Granite has a visibly crystalline texture and most varieties consist of 3 main mineral types:

Feldspar: 2 varieties of feldspar – Orthoclase, usually pink or white in colour. Plagioclase, usually grey in colour.

Quartz: A clear to greyish mineral, often glassy.

Mica: Shiny black (biotite) or silver grey (muscovite) mineral occuring as soft flakes that split easily.

The composition of granite depends on the proportions of the 3 main minerals and the type of accessory minerals present.


Rhyolites are the extrusive equivalent to granite cooling quickly on the Earth’s surface. Unlike basalt lavas, many eruptions are highly explosive. Some rhyolite magmas cool at depth before erupting on to the surface producing varieties that have large crystals (phenocrysts) of quartz and feldspar set in a fine-grained matrix. Rhyolite lava that cools too quickly to grow crystals forms natural glass (obsidian).

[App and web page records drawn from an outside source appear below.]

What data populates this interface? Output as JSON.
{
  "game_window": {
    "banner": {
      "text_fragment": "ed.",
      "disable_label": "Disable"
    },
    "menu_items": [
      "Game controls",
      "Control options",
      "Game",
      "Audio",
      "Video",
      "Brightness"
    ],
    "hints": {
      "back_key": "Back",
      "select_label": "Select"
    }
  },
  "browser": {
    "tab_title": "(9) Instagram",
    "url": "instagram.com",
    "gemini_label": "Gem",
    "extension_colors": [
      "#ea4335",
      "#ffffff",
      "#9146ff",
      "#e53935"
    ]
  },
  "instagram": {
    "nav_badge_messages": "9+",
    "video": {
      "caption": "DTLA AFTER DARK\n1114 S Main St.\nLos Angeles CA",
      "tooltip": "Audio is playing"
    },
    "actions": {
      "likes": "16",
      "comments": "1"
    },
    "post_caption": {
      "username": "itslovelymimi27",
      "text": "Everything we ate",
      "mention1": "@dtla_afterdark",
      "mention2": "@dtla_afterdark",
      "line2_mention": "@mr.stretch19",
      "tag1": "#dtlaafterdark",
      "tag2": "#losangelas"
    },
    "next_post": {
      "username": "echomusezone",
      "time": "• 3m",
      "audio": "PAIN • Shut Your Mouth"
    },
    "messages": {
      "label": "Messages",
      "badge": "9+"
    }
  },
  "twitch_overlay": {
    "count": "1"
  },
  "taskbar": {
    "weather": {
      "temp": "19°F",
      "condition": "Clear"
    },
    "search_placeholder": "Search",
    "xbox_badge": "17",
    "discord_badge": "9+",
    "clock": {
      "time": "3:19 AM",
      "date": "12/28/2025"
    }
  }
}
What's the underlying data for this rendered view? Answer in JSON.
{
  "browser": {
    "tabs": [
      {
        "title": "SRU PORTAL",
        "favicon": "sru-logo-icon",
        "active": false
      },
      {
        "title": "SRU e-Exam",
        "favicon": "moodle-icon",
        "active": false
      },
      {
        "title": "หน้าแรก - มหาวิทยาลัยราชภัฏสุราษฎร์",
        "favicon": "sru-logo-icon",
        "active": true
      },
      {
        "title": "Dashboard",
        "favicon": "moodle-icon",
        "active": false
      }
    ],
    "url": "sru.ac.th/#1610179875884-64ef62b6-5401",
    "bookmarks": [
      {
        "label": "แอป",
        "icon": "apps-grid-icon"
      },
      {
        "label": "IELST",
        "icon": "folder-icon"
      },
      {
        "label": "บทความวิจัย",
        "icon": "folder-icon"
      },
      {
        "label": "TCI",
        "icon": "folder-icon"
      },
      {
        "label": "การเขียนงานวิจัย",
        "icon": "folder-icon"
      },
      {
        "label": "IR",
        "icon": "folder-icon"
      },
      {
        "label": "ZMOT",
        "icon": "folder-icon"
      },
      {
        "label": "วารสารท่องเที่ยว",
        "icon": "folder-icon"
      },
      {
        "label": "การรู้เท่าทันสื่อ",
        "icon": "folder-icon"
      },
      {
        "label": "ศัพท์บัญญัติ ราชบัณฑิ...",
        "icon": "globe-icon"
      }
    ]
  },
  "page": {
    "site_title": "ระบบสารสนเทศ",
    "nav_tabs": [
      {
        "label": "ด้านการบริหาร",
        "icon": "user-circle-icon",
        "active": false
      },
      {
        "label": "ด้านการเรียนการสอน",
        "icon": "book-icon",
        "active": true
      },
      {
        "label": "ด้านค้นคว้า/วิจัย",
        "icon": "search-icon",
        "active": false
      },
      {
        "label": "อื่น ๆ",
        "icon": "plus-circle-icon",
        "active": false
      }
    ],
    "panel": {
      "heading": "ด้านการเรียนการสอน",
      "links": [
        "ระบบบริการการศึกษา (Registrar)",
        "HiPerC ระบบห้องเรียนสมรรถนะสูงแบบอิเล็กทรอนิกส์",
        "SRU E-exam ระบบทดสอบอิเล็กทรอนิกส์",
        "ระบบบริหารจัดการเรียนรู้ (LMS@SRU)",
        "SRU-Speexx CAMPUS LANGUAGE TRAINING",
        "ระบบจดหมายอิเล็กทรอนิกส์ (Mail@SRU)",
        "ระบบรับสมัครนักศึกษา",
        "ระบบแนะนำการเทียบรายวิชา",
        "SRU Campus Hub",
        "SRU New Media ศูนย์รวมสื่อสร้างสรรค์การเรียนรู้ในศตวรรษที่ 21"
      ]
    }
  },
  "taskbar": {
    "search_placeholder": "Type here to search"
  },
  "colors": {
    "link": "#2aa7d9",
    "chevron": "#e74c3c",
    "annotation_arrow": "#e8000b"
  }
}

Local Granite & Rhyolite

There are two main types of granite in Northern Ireland:

Mourne Granite: Granite intrusions (55 Million years old) associated with Tertiary Volcanic Activity.

Newry Granodiorite: The intrusion of the Newry Granodiorite is associated with the Caledonian Orogeny (mountain-building event) some 400 Million years ago. Not strictly a ‘granite’ in composition, Newry Granodiorite comprises feldspars, quartz, hornblende and mica.

Tardree Rhyolite: Rhyolite in County Antrim is also associated with Tertiary Volcanic Activity 60 Million Years ago. Tardree (and Sandy Braes) rhyolite is a pale-coloured lava with a very fine-grained groundmass with sparse quartz and rare plagioclase phenocrysts (larger crystals).

Imported Granite

A variety of granite types were imported for use as ornamental and carved stone for statues and memorials and polished stone for columns, panels and plinths

Granite sub-categories

Buildings constructed with this stone type: